9th AS transport NOAA GOES-U weather satellite

  • Published
  • By Staff Sgt. Marco A. Gomez
  • 436th Airlift Wing Public Affairs

KENNEDY SPACE CENTER, Fla. – Aircrew assigned to the 9th Airlift Squadron transported a National Oceanic and Atmospheric Administration Geostationary Operational Environmental Satellite, GOES-U, from Buckley Space Force Base, Colorado, to Kennedy Space Center, Florida, aboard a C-5M Super Galaxy, Jan. 23, 2024.

NOAA’s GOES-U is the fourth and final satellite in the GOES-R series, and is scheduled to launch in April 2024. GOES-U will be able to monitor severe weather, identify volcanic eruptions, measure land and sea surface temperatures, provide early alerts to emergency responders during wildfires and observe solar flares that could impact telecommunication on and around Earth.

“Once launched, the data it provides will touch the daily lives of anyone in the Western Hemisphere who checks the forecast,” said Lauren Duda, Lockheed Martin Space communications and media lead. “The high-quality weather data it captures also helps forecasters issue more timely severe weather warnings, which helps save lives and property. Every organization that helped get GOES-U to its launch site this week directly helped bring this important mission to reality.”

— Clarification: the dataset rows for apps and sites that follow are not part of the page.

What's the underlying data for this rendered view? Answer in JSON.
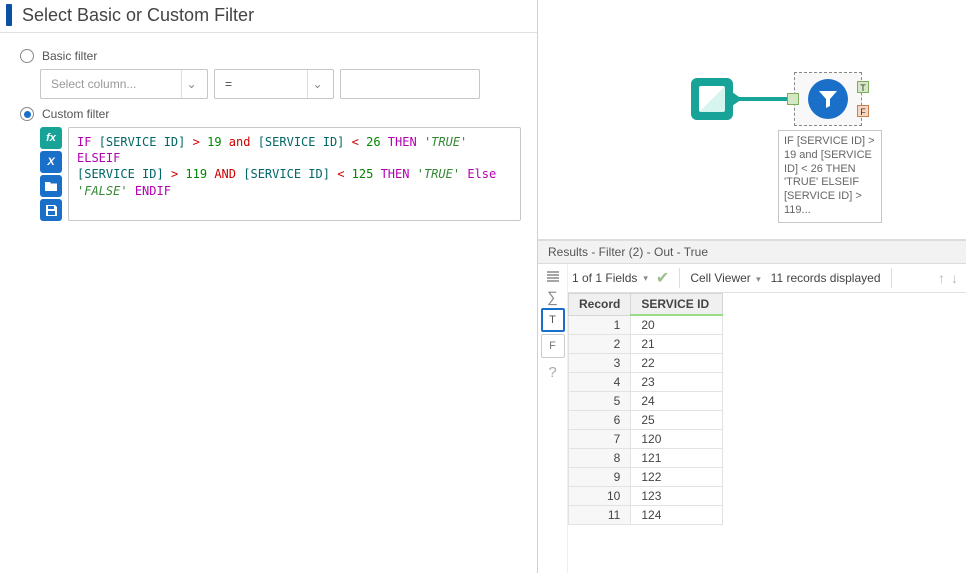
{
  "panel": {
    "title": "Select Basic or Custom Filter",
    "basic_label": "Basic filter",
    "custom_label": "Custom filter",
    "col_placeholder": "Select column...",
    "op_value": "=",
    "expr_tokens": [
      {
        "t": "kw",
        "v": "IF"
      },
      {
        "t": "sp"
      },
      {
        "t": "fldref",
        "v": "[SERVICE ID]"
      },
      {
        "t": "sp"
      },
      {
        "t": "op-t",
        "v": ">"
      },
      {
        "t": "sp"
      },
      {
        "t": "num",
        "v": "19"
      },
      {
        "t": "sp"
      },
      {
        "t": "op-t",
        "v": "and"
      },
      {
        "t": "sp"
      },
      {
        "t": "fldref",
        "v": "[SERVICE ID]"
      },
      {
        "t": "sp"
      },
      {
        "t": "op-t",
        "v": "<"
      },
      {
        "t": "sp"
      },
      {
        "t": "num",
        "v": "26"
      },
      {
        "t": "sp"
      },
      {
        "t": "kw",
        "v": "THEN"
      },
      {
        "t": "sp"
      },
      {
        "t": "str",
        "v": "'TRUE'"
      },
      {
        "t": "sp"
      },
      {
        "t": "kw",
        "v": "ELSEIF"
      },
      {
        "t": "br"
      },
      {
        "t": "fldref",
        "v": "[SERVICE ID]"
      },
      {
        "t": "sp"
      },
      {
        "t": "op-t",
        "v": ">"
      },
      {
        "t": "sp"
      },
      {
        "t": "num",
        "v": "119"
      },
      {
        "t": "sp"
      },
      {
        "t": "op-t",
        "v": "AND"
      },
      {
        "t": "sp"
      },
      {
        "t": "fldref",
        "v": "[SERVICE ID]"
      },
      {
        "t": "sp"
      },
      {
        "t": "op-t",
        "v": "<"
      },
      {
        "t": "sp"
      },
      {
        "t": "num",
        "v": "125"
      },
      {
        "t": "sp"
      },
      {
        "t": "kw",
        "v": "THEN"
      },
      {
        "t": "sp"
      },
      {
        "t": "str",
        "v": "'TRUE'"
      },
      {
        "t": "sp"
      },
      {
        "t": "kw",
        "v": "Else"
      },
      {
        "t": "br"
      },
      {
        "t": "str",
        "v": "'FALSE'"
      },
      {
        "t": "sp"
      },
      {
        "t": "kw",
        "v": "ENDIF"
      }
    ]
  },
  "canvas": {
    "filter_caption": "IF [SERVICE ID] > 19 and [SERVICE ID] < 26 THEN 'TRUE' ELSEIF [SERVICE ID] > 119...",
    "anchor_t": "T",
    "anchor_f": "F"
  },
  "results": {
    "header": "Results - Filter (2) - Out - True",
    "fields_info": "1 of 1 Fields",
    "cell_viewer": "Cell Viewer",
    "records_displayed": "11 records displayed",
    "col_record": "Record",
    "col_service": "SERVICE ID",
    "side": {
      "t": "T",
      "f": "F",
      "q": "?"
    },
    "rows": [
      {
        "r": "1",
        "v": "20"
      },
      {
        "r": "2",
        "v": "21"
      },
      {
        "r": "3",
        "v": "22"
      },
      {
        "r": "4",
        "v": "23"
      },
      {
        "r": "5",
        "v": "24"
      },
      {
        "r": "6",
        "v": "25"
      },
      {
        "r": "7",
        "v": "120"
      },
      {
        "r": "8",
        "v": "121"
      },
      {
        "r": "9",
        "v": "122"
      },
      {
        "r": "10",
        "v": "123"
      },
      {
        "r": "11",
        "v": "124"
      }
    ]
  }
}
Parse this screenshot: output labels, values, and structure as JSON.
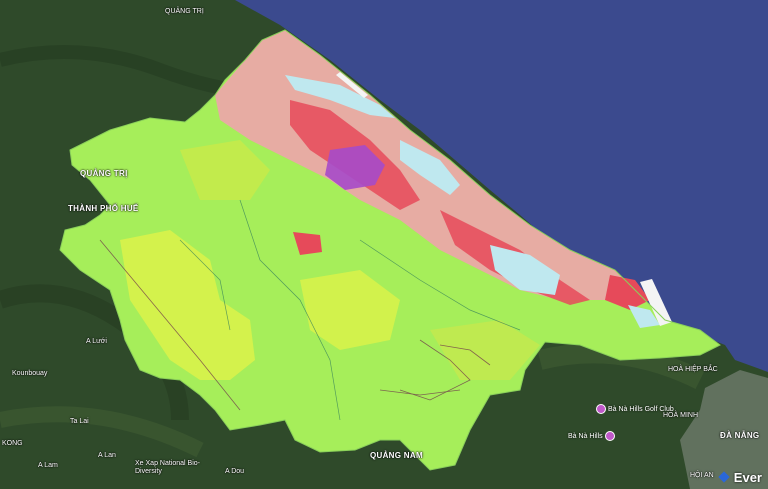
{
  "colors": {
    "sea": "#3b4a8e",
    "land": "#2f4a2a",
    "forest_zone": "#a6ee5a",
    "production_forest": "#d9f24a",
    "residential": "#e64a5a",
    "agriculture": "#f2a0b0",
    "water": "#bfe8ef",
    "urban": "#a64ac9"
  },
  "labels": [
    {
      "text": "QUẢNG TRỊ"
    },
    {
      "text": "THÀNH PHỐ HUẾ"
    },
    {
      "text": "QUẢNG NAM"
    },
    {
      "text": "Xe Xap National Bio-Diversity"
    },
    {
      "text": "A Lưới"
    },
    {
      "text": "Kounbouay"
    },
    {
      "text": "A Lam"
    },
    {
      "text": "A Dou"
    },
    {
      "text": "Ta Lai"
    },
    {
      "text": "A Lan"
    },
    {
      "text": "KONG"
    },
    {
      "text": "HOÀ HIỆP BẮC"
    },
    {
      "text": "HOÀ MINH"
    },
    {
      "text": "ĐÀ NẴNG"
    },
    {
      "text": "HỘI AN"
    },
    {
      "text": "QUẢNG TRỊ"
    }
  ],
  "poi": {
    "label": "Bà Nà Hills Golf Club"
  },
  "poi2": {
    "label": "Bà Nà Hills"
  },
  "brand": {
    "label": "Ever"
  }
}
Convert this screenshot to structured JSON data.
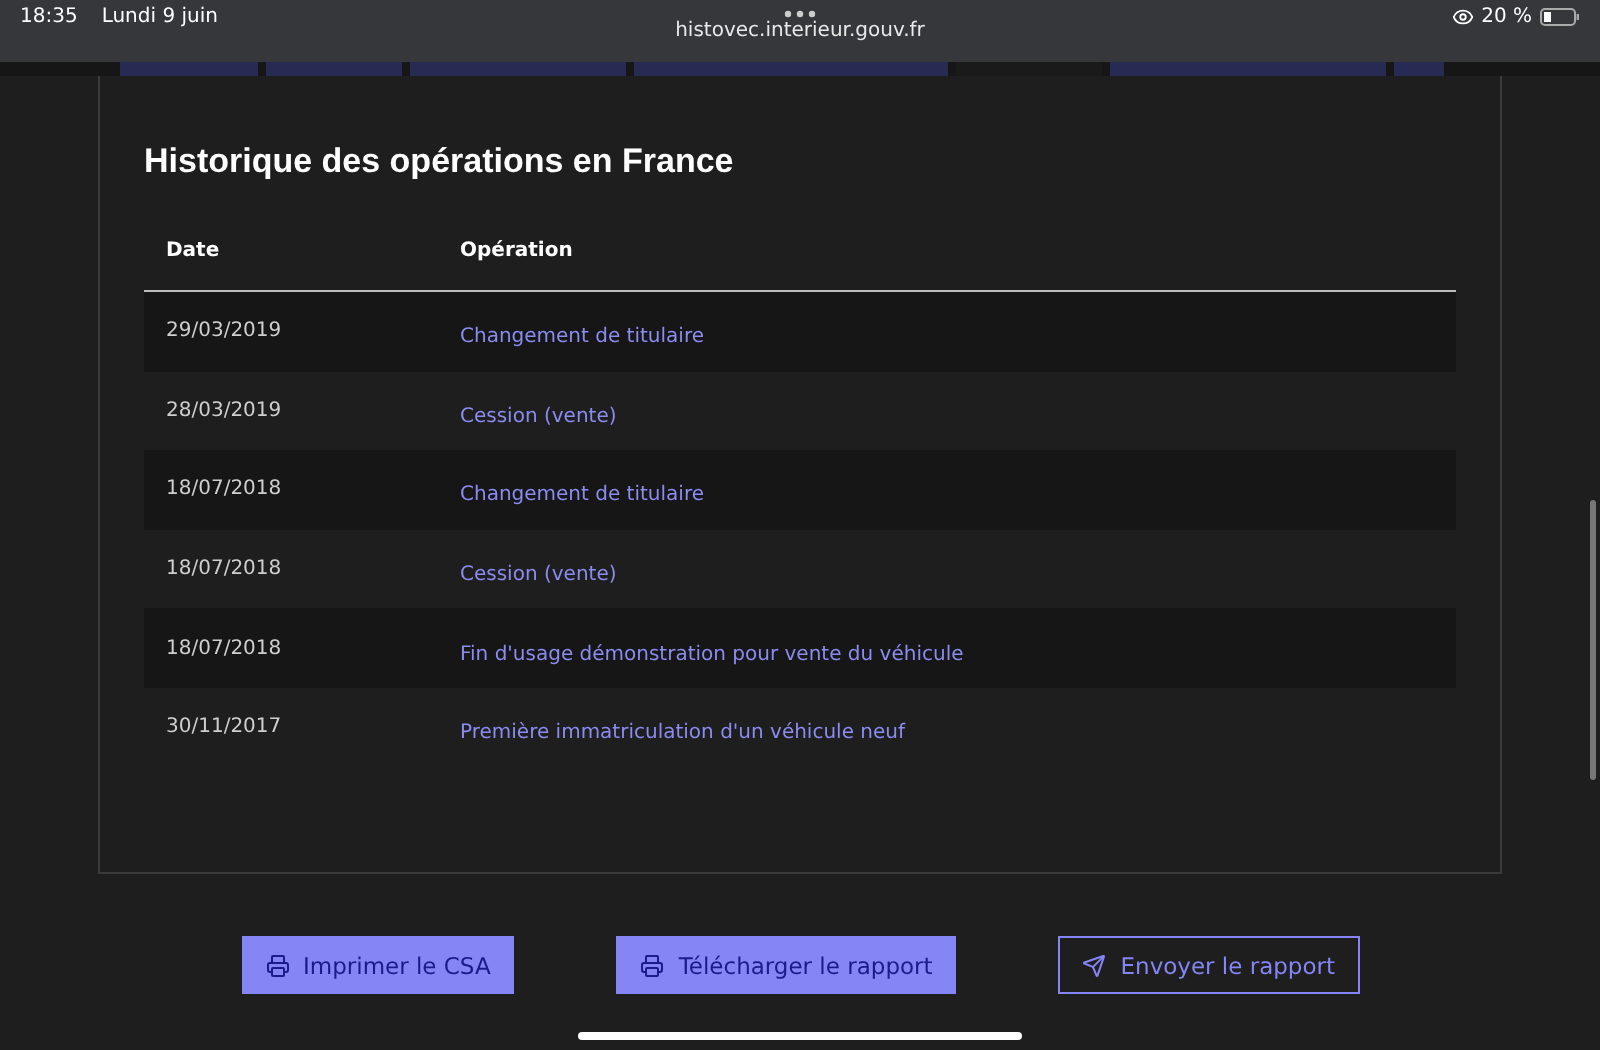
{
  "status_bar": {
    "time": "18:35",
    "date": "Lundi 9 juin",
    "url": "histovec.interieur.gouv.fr",
    "battery": "20 %"
  },
  "section": {
    "title": "Historique des opérations en France",
    "table": {
      "columns": [
        "Date",
        "Opération"
      ],
      "rows": [
        {
          "date": "29/03/2019",
          "operation": "Changement de titulaire"
        },
        {
          "date": "28/03/2019",
          "operation": "Cession (vente)"
        },
        {
          "date": "18/07/2018",
          "operation": "Changement de titulaire"
        },
        {
          "date": "18/07/2018",
          "operation": "Cession (vente)"
        },
        {
          "date": "18/07/2018",
          "operation": "Fin d'usage démonstration pour vente du véhicule"
        },
        {
          "date": "30/11/2017",
          "operation": "Première immatriculation d'un véhicule neuf"
        }
      ]
    }
  },
  "buttons": [
    {
      "label": "Imprimer le CSA",
      "kind": "print",
      "primary": true
    },
    {
      "label": "Télécharger le rapport",
      "kind": "print",
      "primary": true
    },
    {
      "label": "Envoyer le rapport",
      "kind": "send",
      "primary": false
    }
  ]
}
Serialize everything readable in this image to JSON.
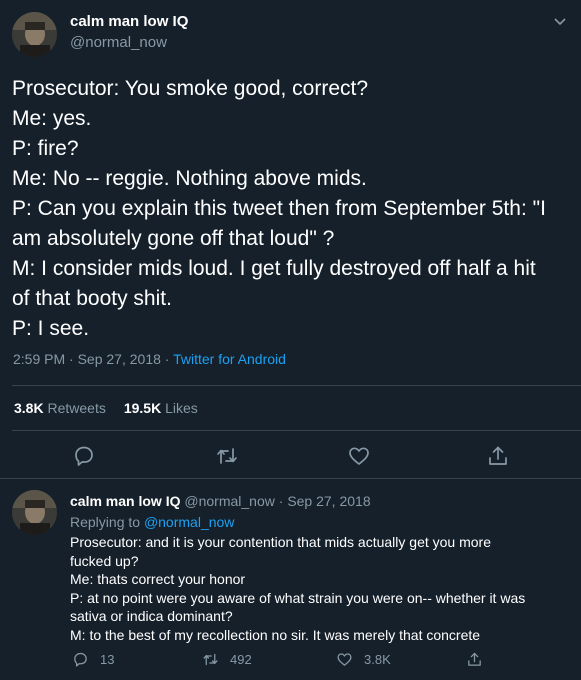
{
  "tweet": {
    "author_name": "calm man low IQ",
    "handle": "@normal_now",
    "lines": [
      "Prosecutor: You smoke good, correct?",
      "Me: yes.",
      "P: fire?",
      "Me: No -- reggie. Nothing above mids.",
      "P: Can you explain this tweet then from September 5th: \"I",
      "am absolutely gone off that loud\" ?",
      "M: I consider mids loud. I get fully destroyed off half a hit",
      "of that booty shit.",
      "P: I see."
    ],
    "time": "2:59 PM",
    "date": "Sep 27, 2018",
    "separator": "·",
    "source": "Twitter for Android",
    "retweets_count": "3.8K",
    "retweets_label": "Retweets",
    "likes_count": "19.5K",
    "likes_label": "Likes",
    "icons": [
      "reply-icon",
      "retweet-icon",
      "like-icon",
      "share-icon"
    ]
  },
  "reply": {
    "author_name": "calm man low IQ",
    "handle": "@normal_now",
    "separator": "·",
    "date": "Sep 27, 2018",
    "replying_prefix": "Replying to",
    "replying_to": "@normal_now",
    "lines": [
      "Prosecutor: and it is your contention that mids actually get you more",
      "fucked up?",
      "Me: thats correct your honor",
      "P: at no point were you aware of what strain you were on-- whether it was",
      "sativa or indica dominant?",
      "M: to the best of my recollection no sir. It was merely that concrete"
    ],
    "reply_count": "13",
    "retweet_count": "492",
    "like_count": "3.8K"
  },
  "colors": {
    "background": "#15202b",
    "text": "#ffffff",
    "secondary": "#8899a6",
    "accent": "#1da1f2",
    "divider": "#38444d"
  }
}
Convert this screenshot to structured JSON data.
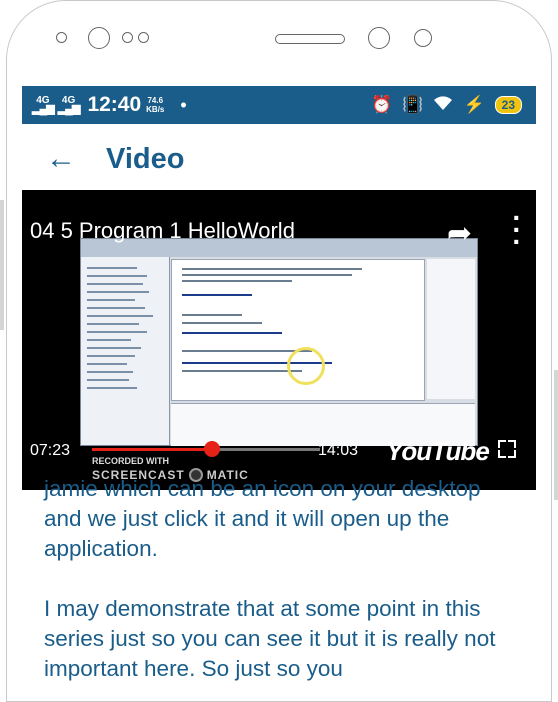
{
  "status_bar": {
    "network_left": "4G",
    "network_right": "4G",
    "time": "12:40",
    "speed_value": "74.6",
    "speed_unit": "KB/s",
    "battery": "23"
  },
  "app_bar": {
    "title": "Video"
  },
  "video": {
    "title": "04 5 Program 1 HelloWorld",
    "current_time": "07:23",
    "total_time": "14:03",
    "progress": 0.525,
    "logo_text": "YouTube",
    "recorded_with": "RECORDED WITH",
    "screencast_left": "SCREENCAST",
    "screencast_right": "MATIC"
  },
  "transcript": {
    "paragraph_1": "jamie which can be an icon  on your desktop and we just click it and it will open up the application.",
    "paragraph_2": "I may demonstrate that at some point in this series just so you can see it but it is really not important here.  So just so you"
  },
  "colors": {
    "primary": "#1a5d8a",
    "progress": "#e62117"
  }
}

“The C-5M Super Galaxy, also built by Lockheed Martin, is the Air Force’s largest aircraft, and it’s extensive cargo bay size is the perfect fit for GOES-U’s school bus-sized trailer, plus ample ground support equipment,” said Duda. “Transporting GOES-U by aircraft is much safer than driving it for over 1,800 miles across the country.”

The mission showcases the C-5’s oversized carrying capacity and the aircrew’s ability to safely and efficiently transport the more than 11,000-pound weather satellite under unique restrictions.

“The biggest challenges were the onloading and offloading of the cargo, as well as the sensitivity once it was on board,” said Capt. Ryan Adams, 9th AS pilot. “Due to the size of the cargo, the clearances while on [and] offloading are extremely tight. The upload out of Buckley took roughly five hours and the download in Florida took roughly four hours.”

Adams explained an extra team of three loadmasters was necessary as they served as a dedicated upload crew while the other three remained in crew rest. Alternating load crews was a crucial part of the mission due to strict time constraints.

“Then there was a requirement once the cargo was on-board to maintain it at a certain temperature, which in the mid-30’s weather in Colorado was difficult,” said Adams. “We had one of our awesome flying crew chiefs stay at the jet after the upload was complete to run systems and monitor the temperature. Overall, it was a great effort by the entire crew.”

Transporting GOES-U brought unique challenges that tested the crew’s capabilities on moving a sensitive and rarely seen piece of cargo aboard the C-5.

“It is very rewarding and for me hands down the coolest mission I’ve been a part of,” said Adams. “As someone who grew up with an affinity for space and NASA, it was personally gratifying getting to fly a mission in conjunction with them along with Lockheed, NOAA and all the other agencies who had a hand in this movement. Also, the fact that a mission of this magnitude, getting GOES-U into space, wouldn’t be possible without the capabilities of the C-5M and the crew dogs of the 9th Airlift Squadron fills me with pride.”